Supplied entries -
★ ★ ★
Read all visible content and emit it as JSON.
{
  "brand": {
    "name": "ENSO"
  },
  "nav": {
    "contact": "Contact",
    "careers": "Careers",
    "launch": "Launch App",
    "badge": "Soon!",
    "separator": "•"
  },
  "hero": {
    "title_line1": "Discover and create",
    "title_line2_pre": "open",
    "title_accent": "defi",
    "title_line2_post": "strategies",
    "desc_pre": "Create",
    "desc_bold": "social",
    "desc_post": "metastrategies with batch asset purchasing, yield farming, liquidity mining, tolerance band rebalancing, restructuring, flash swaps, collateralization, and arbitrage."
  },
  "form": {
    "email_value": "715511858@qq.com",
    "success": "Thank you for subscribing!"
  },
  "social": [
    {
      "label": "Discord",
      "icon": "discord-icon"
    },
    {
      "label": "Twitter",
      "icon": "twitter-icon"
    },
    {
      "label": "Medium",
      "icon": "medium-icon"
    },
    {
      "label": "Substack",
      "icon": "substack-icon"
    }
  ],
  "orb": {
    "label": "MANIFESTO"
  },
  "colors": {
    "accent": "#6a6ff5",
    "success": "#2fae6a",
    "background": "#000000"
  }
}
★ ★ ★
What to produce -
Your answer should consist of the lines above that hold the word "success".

Answer for this exercise -
    "success": "Thank you for subscribing!"
    "success": "#2fae6a",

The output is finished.